Man, producing what you just saw was frustratingly tough.
First time I set up the Leap Motion, I thought this was going to be easy. I thought I would be able to mass draw amazing mandalas just by waving my hands in the air like I just don't care. Turns out you have learn to master the Leap Motion before you manage to make anything more meaningful than a smudge on your screen.
Actually, the first thing that was super challenging was to get the stupid thing to left click. I followed the basic instructions and read best practices on the net on how to set it up but I was having a very hard time calibrating the damn thing. It kept on right clicking, making extremely irritating "Thump!" noises over and over again and being very good at being very imprecise.
At first I thought my Leap Motion had issues. I am still not putting that possibility aside entirely but here's the thing: the more I practiced using it, the more I mastered its quirks and managed to be precise.
That being said, I doubt I would ever be able to do anything fancy with it. To put this into perspective, I was thrilled to be able to produce the ultra simple mandala you saw in the video above. In other tryouts I had managed to do crazy things like changing colors (which I actually really got a hang of after a while), adding tessellation grids and even changing stroke thickness when I was really lucky, but making all that happen in a flawless single shot with no bugs felt impossible.

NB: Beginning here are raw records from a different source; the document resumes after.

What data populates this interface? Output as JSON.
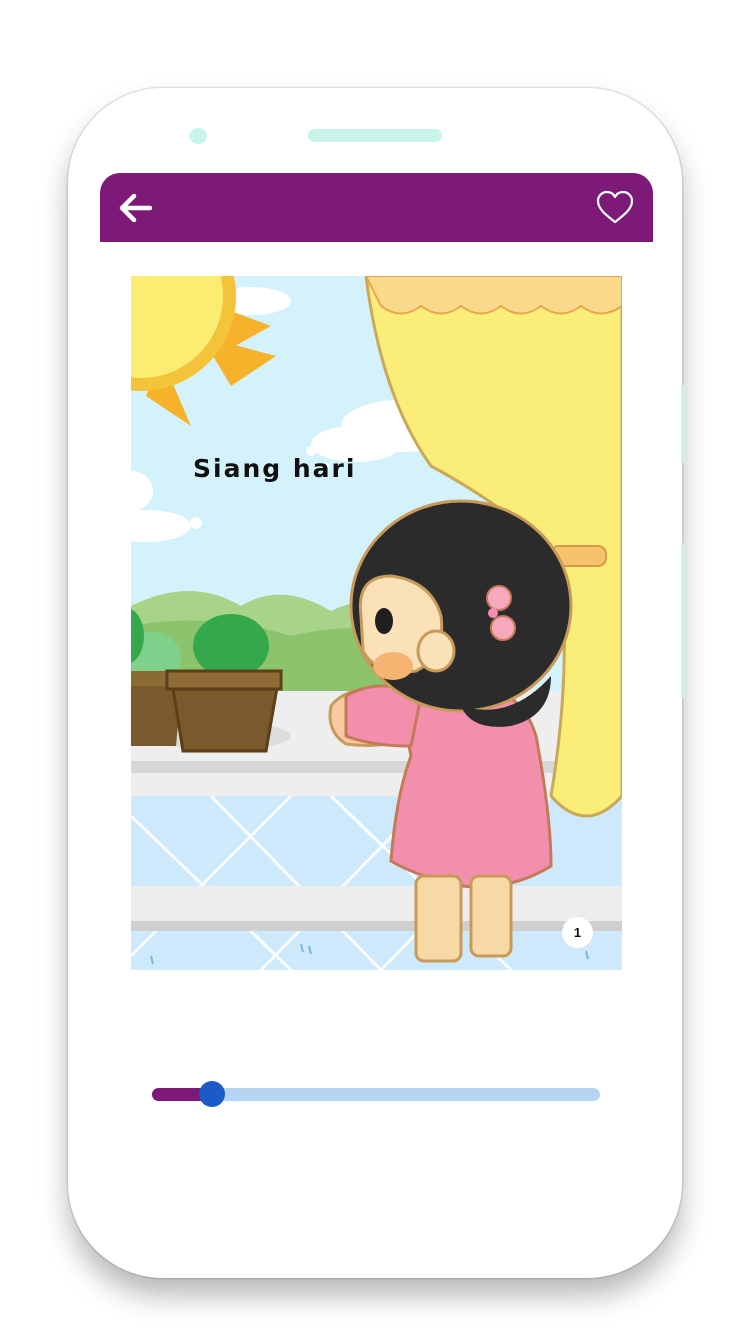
{
  "toolbar": {
    "back_icon": "arrow-left-icon",
    "favorite_icon": "heart-outline-icon",
    "color": "#7d1a78"
  },
  "page": {
    "title_text": "Siang hari",
    "page_number": "1",
    "illustration": "girl-at-window-illustration"
  },
  "slider": {
    "value_fraction": 0.104,
    "fill_color": "#7d1a78",
    "track_color": "#b6d4f3",
    "thumb_color": "#1a5bc7"
  }
}
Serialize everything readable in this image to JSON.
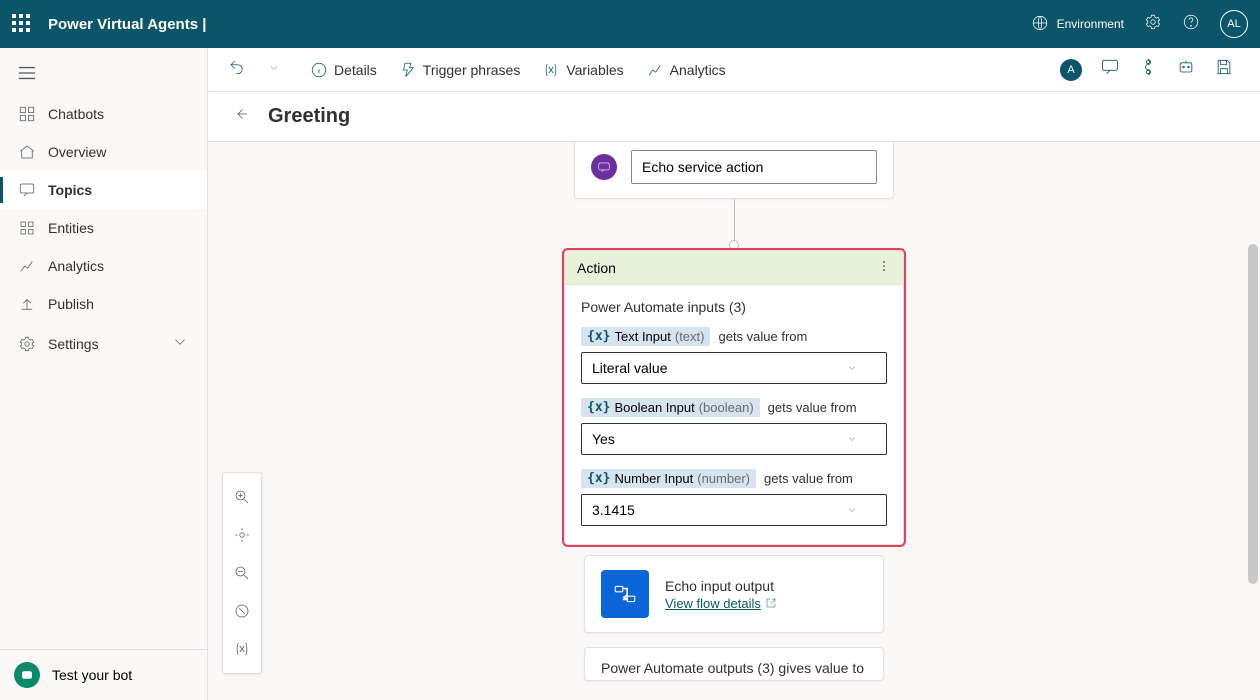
{
  "appbar": {
    "title": "Power Virtual Agents |",
    "environment_label": "Environment",
    "avatar_initials": "AL"
  },
  "sidebar": {
    "items": [
      {
        "label": "Chatbots"
      },
      {
        "label": "Overview"
      },
      {
        "label": "Topics"
      },
      {
        "label": "Entities"
      },
      {
        "label": "Analytics"
      },
      {
        "label": "Publish"
      },
      {
        "label": "Settings"
      }
    ],
    "test_bot_label": "Test your bot"
  },
  "toolbar": {
    "details": "Details",
    "trigger": "Trigger phrases",
    "variables": "Variables",
    "analytics": "Analytics",
    "avatar_pill": "A"
  },
  "page": {
    "title": "Greeting"
  },
  "trigger_node": {
    "value": "Echo service action"
  },
  "action_node": {
    "header": "Action",
    "subtitle": "Power Automate inputs (3)",
    "inputs": [
      {
        "name": "Text Input",
        "type": "(text)",
        "gets": "gets value from",
        "value": "Literal value"
      },
      {
        "name": "Boolean Input",
        "type": "(boolean)",
        "gets": "gets value from",
        "value": "Yes"
      },
      {
        "name": "Number Input",
        "type": "(number)",
        "gets": "gets value from",
        "value": "3.1415"
      }
    ]
  },
  "flow_node": {
    "title": "Echo input output",
    "link_label": "View flow details"
  },
  "outputs_node": {
    "text": "Power Automate outputs (3) gives value to"
  }
}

I'm not pulling the plug on this yet though. Making retarded mandalas using my Leap Motion became somewhat addictive. I'll definitely try to get better at it in the future.